The 6th of January marks the official end of the yuletide, or the Christmas period as it is more commonly known. Although it is called Twelfth Night in English, Icelanders call it the Þrettándinn (the Thirteenth), since we begin celebrations a little early, on Christmas Eve.

Þrettándinn has some interesting traditions and folklore attached to it, here are the highlights.


See Also: Christmas in Iceland


Yule lads

This Yule Lad likes to rob candles out of children's hands!

Illustration by Haukur Valdimar Pálsson

As we covered on the site the thirteen brothers came down from the mountains one by one, they then also left one by one. This means that on the Last Day of Christmas the thirteenth yule lad, Kertasníkir, heads back to his mother’s cave.

Elves

It is said that Icelandic elves move house at the end of the year. On New Year’s Eve it is tradition to recite a chant inviting them to stay and go as the please, without harming you or your loved ones.

After getting settled in their new abode the elves then party on the 6th of January, as is only right.

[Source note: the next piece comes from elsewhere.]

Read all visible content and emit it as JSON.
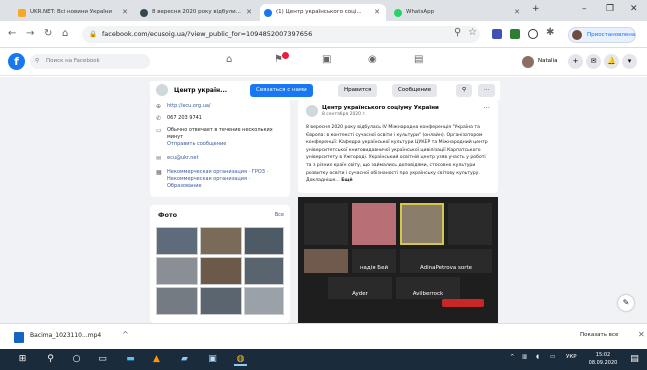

Back in the day some people would even leave food and wine out for the elves during the night.


See also: Folklore in Iceland


Songs

Many Icelanders sing songs on Þrettándinn. These songs often tell the story of elves who trick and tempt humans. For example, the song about Ólafur Liljurós, a human man who is murdered by elves after he declined their offer to live with them and tells them he prefers believing in Christ.

Lights and Bonfires

Fireworks lighting up the sky.

Christmas is a festival of lights for Icelandic people, we use candles and electronic lights to get us through the darkest days of winter. Some people take their Christmas decorations down after Þrettándinn, but many let the lights stay up while the days are still short.

A tradition which adds light and warmth to the last day of Christmas are the annual bonfires, which happen in several places in Reykjavík and across the country. People also illuminate the night sky with fireworks on the 6th of January.


See also: Fireworks in Iceland | New Year’s Eve Photo Gallery


Here is a list of bonfires and celebrations around Reykjavik:

Ægisíða. At 6PM, a group singing and carrying torches will lead people from Melaskóli school to the bonfire at Ægisíða. The bonfire will be lit at 6:30 and a firework display will begin at 6:50. There is also a rumour that a few Yule Lads might drop by on their way to the mountains.

Grafarvogur. The party starts at Gufunesbær recreation centre at 5PM. There will be a chance to buy coco and waffles as well as get your face painted. Right before six, the school orchestra will lead people towards the bonfire which will be set ablaze at 6PM. Firework display is scheduled at 6:30 and a band (and perhaps a few Yule Lads) will keep the party going into the evening.

Grafarholt. From Guðríðarkirkja church, a brass band will lead participants towards the bonfire around 6PM. The bonfire will be lit at 6:30 and there will be a chance to buy some hot coco and kleina (Icelandic twisted doughnut). The firework display is scheduled at 7 and a few Yule Lads had planned on dropping by as well.